There shot a streaming lamp along the sky. --Dryden.
4. To penetrate, as a missile; to dart with a piercing sensation; as, shooting pains.
Thy words shoot through my heart. --Addison.
5. To feel a quick, darting pain; to throb in pain.
These preachers make
His head to shoot and ache. --Herbert.
6. To germinate; to bud; to sprout.
Onions, as they hang, will shoot forth. --Bacon.
But the wild olive shoots, and shades the ungrateful plain. --Dryden.
7. To grow; to advance; as, to shoot up rapidly.
Well shot in years he seemed. --Spenser.
Delightful task! to rear the tender thought,
To teach the young idea how to shoot. --Thomson.
8. To change form suddenly; especially, to solidify.
If the menstruum be overcharged, metals will shoot into crystals. --Bacon.
9. To protrude; to jut; to project; to extend; as, the land shoots into a promontory.
There shot up against the dark sky, tall, gaunt, straggling houses. --Dickens.
10. Naut. To move ahead by force of momentum, as a sailing vessel when the helm is put hard alee.
To shoot ahead, to pass or move quickly forward; to outstrip others.
1. The act of shooting; the discharge of a missile; a shot; as, the shoot of a shuttle.
The Turkish bow giveth a very forcible shoot. --Bacon.
One underneath his horse to get a shoot doth stalk. --Drayton.
2. A young branch or growth.
Superfluous branches and shoots of this second spring. --Evelyn.
3. A rush of water; a rapid.
4. Min. A vein of ore running in the same general direction as the lode.
5. Weaving A weft thread shot through the shed by the shuttle; a pick.
6. A shoat; a young hog.
n 1: a new branch
2: the act of shooting at targets; "they hold a shoot every
weekend during the summer"
v 1: hit with a missile from a weapon [syn: hit, pip]
2: kill by firing a missile [syn: pip]
3: fire a shot
4: make a film or photograph of something; "take a scene";
"shoot a movie" [syn: film, take]
5: send forth suddenly, intensely, swiftly; "shoot a glance"
6: run or move very quickly or hastily; "She dashed into the
yard" [syn: dart, dash, scoot, scud, flash]
7: move quickly and violently; "The car tore down the street";
"He came charging into my office" [syn: tear, shoot
down, charge, buck]
8: throw or propel in a specific direction or towards a
specific objective; "shoot craps"; "shoot a golf ball"
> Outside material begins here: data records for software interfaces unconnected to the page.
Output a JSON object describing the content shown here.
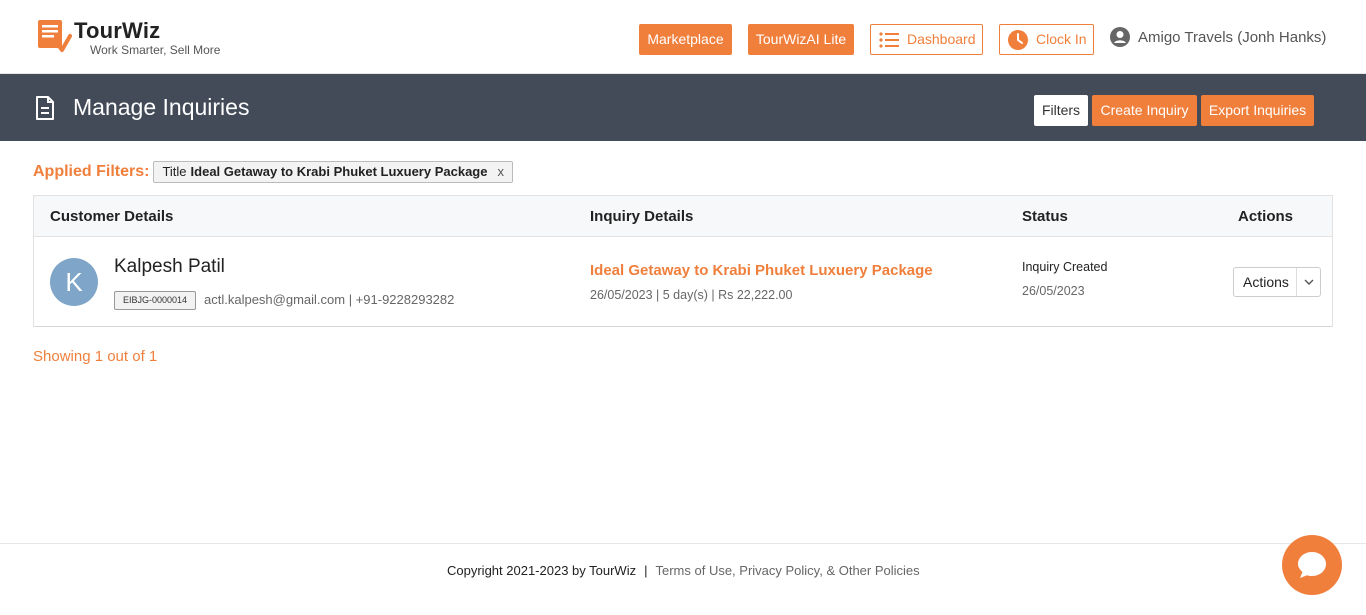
{
  "brand": {
    "name": "TourWiz",
    "tagline": "Work Smarter, Sell More"
  },
  "header": {
    "marketplace_label": "Marketplace",
    "ai_label": "TourWizAI Lite",
    "dashboard_label": "Dashboard",
    "clockin_label": "Clock In",
    "user_label": "Amigo Travels (Jonh Hanks)"
  },
  "page": {
    "title": "Manage Inquiries",
    "filters_label": "Filters",
    "create_label": "Create Inquiry",
    "export_label": "Export Inquiries"
  },
  "applied_filters": {
    "label": "Applied Filters:",
    "chips": [
      {
        "key": "Title",
        "value": "Ideal Getaway to Krabi Phuket Luxuery Package",
        "close": "x"
      }
    ]
  },
  "table": {
    "headers": [
      "Customer Details",
      "Inquiry Details",
      "Status",
      "Actions"
    ],
    "rows": [
      {
        "avatar_letter": "K",
        "customer_name": "Kalpesh Patil",
        "customer_id": "EIBJG-0000014",
        "contact": "actl.kalpesh@gmail.com | +91-9228293282",
        "inquiry_title": "Ideal Getaway to Krabi Phuket Luxuery Package",
        "inquiry_meta": "26/05/2023 | 5 day(s) | Rs 22,222.00",
        "status": "Inquiry Created",
        "status_date": "26/05/2023",
        "actions_label": "Actions"
      }
    ]
  },
  "pagination": {
    "showing": "Showing 1 out of 1"
  },
  "footer": {
    "copyright": "Copyright 2021-2023 by TourWiz",
    "separator": "|",
    "links": "Terms of Use, Privacy Policy, & Other Policies"
  },
  "colors": {
    "accent": "#f07f3c",
    "header_dark": "#434b59",
    "avatar": "#7fa6c9"
  },
  "icons": [
    "tourwiz-logo",
    "list-icon",
    "clock-icon",
    "user-icon",
    "document-icon",
    "chevron-down-icon",
    "chat-icon"
  ]
}
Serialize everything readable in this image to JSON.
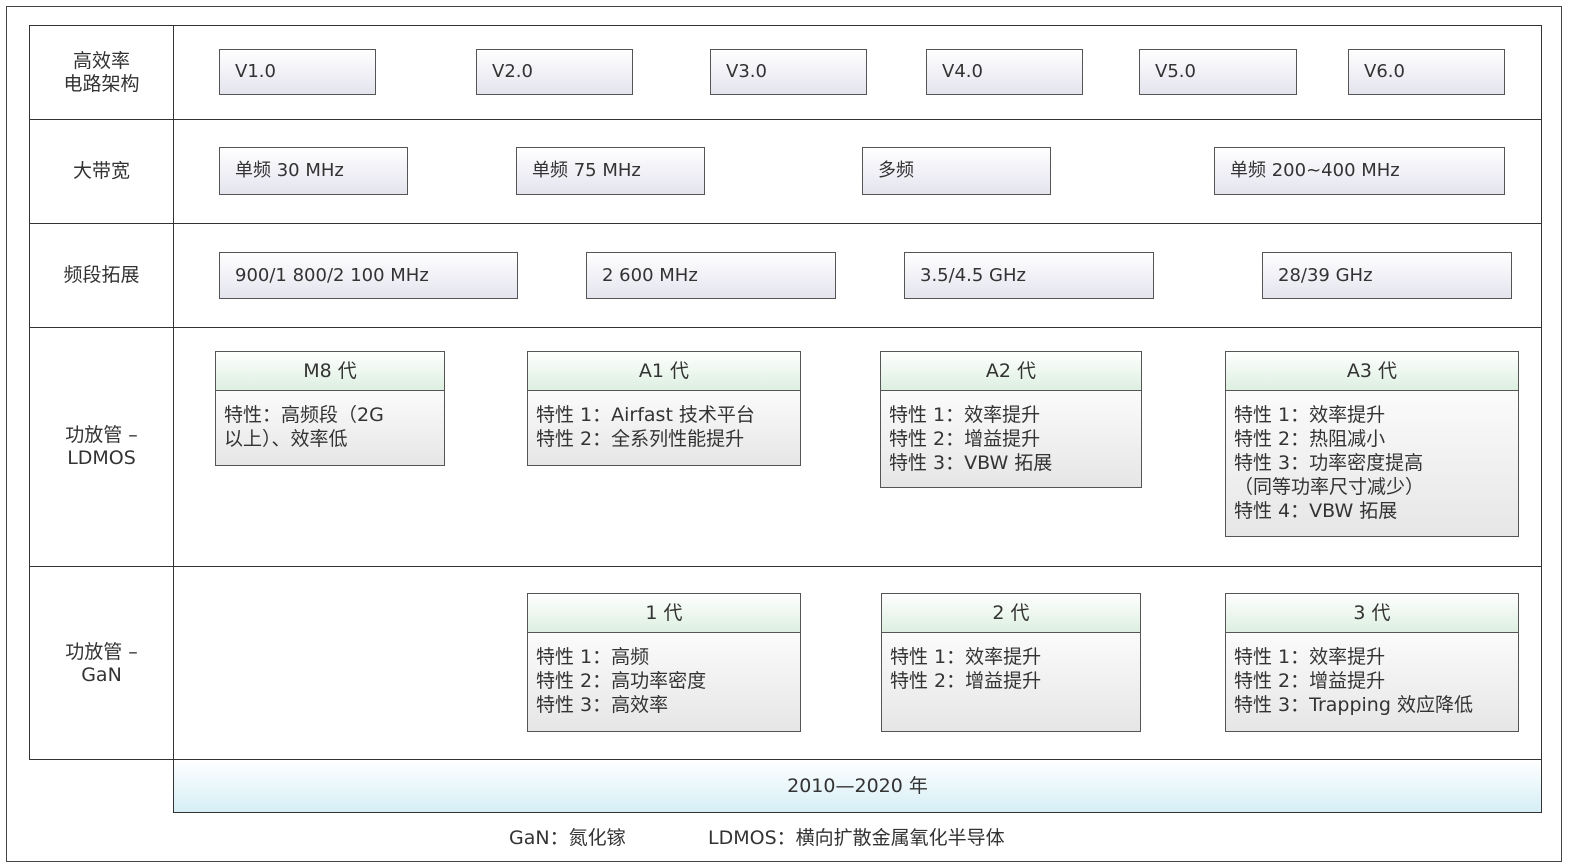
{
  "rows": {
    "circuit": [
      "高效率",
      "电路架构"
    ],
    "bandwidth": [
      "大带宽"
    ],
    "band": [
      "频段拓展"
    ],
    "ldmos": [
      "功放管 –",
      "LDMOS"
    ],
    "gan": [
      "功放管 –",
      "GaN"
    ]
  },
  "circuit_versions": [
    "V1.0",
    "V2.0",
    "V3.0",
    "V4.0",
    "V5.0",
    "V6.0"
  ],
  "bandwidth_items": [
    "单频 30 MHz",
    "单频 75 MHz",
    "多频",
    "单频 200~400 MHz"
  ],
  "band_items": [
    "900/1 800/2 100 MHz",
    "2 600 MHz",
    "3.5/4.5 GHz",
    "28/39 GHz"
  ],
  "ldmos_cards": [
    {
      "title": "M8 代",
      "lines": [
        "特性：高频段（2G",
        "以上）、效率低"
      ]
    },
    {
      "title": "A1 代",
      "lines": [
        "特性 1：Airfast 技术平台",
        "特性 2：全系列性能提升"
      ]
    },
    {
      "title": "A2 代",
      "lines": [
        "特性 1：效率提升",
        "特性 2：增益提升",
        "特性 3：VBW 拓展"
      ]
    },
    {
      "title": "A3 代",
      "lines": [
        "特性 1：效率提升",
        "特性 2：热阻减小",
        "特性 3：功率密度提高",
        "（同等功率尺寸减少）",
        "特性 4：VBW 拓展"
      ]
    }
  ],
  "gan_cards": [
    {
      "title": "1 代",
      "lines": [
        "特性 1：高频",
        "特性 2：高功率密度",
        "特性 3：高效率"
      ]
    },
    {
      "title": "2 代",
      "lines": [
        "特性 1：效率提升",
        "特性 2：增益提升"
      ]
    },
    {
      "title": "3 代",
      "lines": [
        "特性 1：效率提升",
        "特性 2：增益提升",
        "特性 3：Trapping 效应降低"
      ]
    }
  ],
  "timeline": "2010—2020 年",
  "legend": {
    "gan": "GaN：氮化镓",
    "ldmos": "LDMOS：横向扩散金属氧化半导体"
  }
}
9: record on photographic film; "I photographed the scene of
the accident"; "She snapped a picture of the President"
[syn: photograph, snap]
10: emit (as light, flame, or fumes) suddenly and forcefully;
"The dragon shot fumes and flames out of its mouth"
11: cause a sharp and sudden pain in; "The pain shot up her leg"
12: force or drive (a fluid or gas) into by piercing; "inject
hydrogen into the balloon" [syn: inject]
13: variegate by interweaving weft threads of different colors;
14: throw dice, as in a crap game
15: spend frivolously and unwisely; "Fritter away one's
inheritance" [syn: fritter, frivol away, dissipate,
fritter away, fool, fool away]
16: score; "shoot a basket"; "shoot a goal"
17: utter fast and forcefully; "She shot back an answer"
18: measure the altitude of by using a sextant; "shoot a star"
19: produce buds, branches, or germinate; "the potatoes
sprouted" [syn: spud, germinate, pullulate, bourgeon,
burgeon forth, sprout]
20: give an injection to; "We injected the glucose into the
patient's vein" [syn: inject]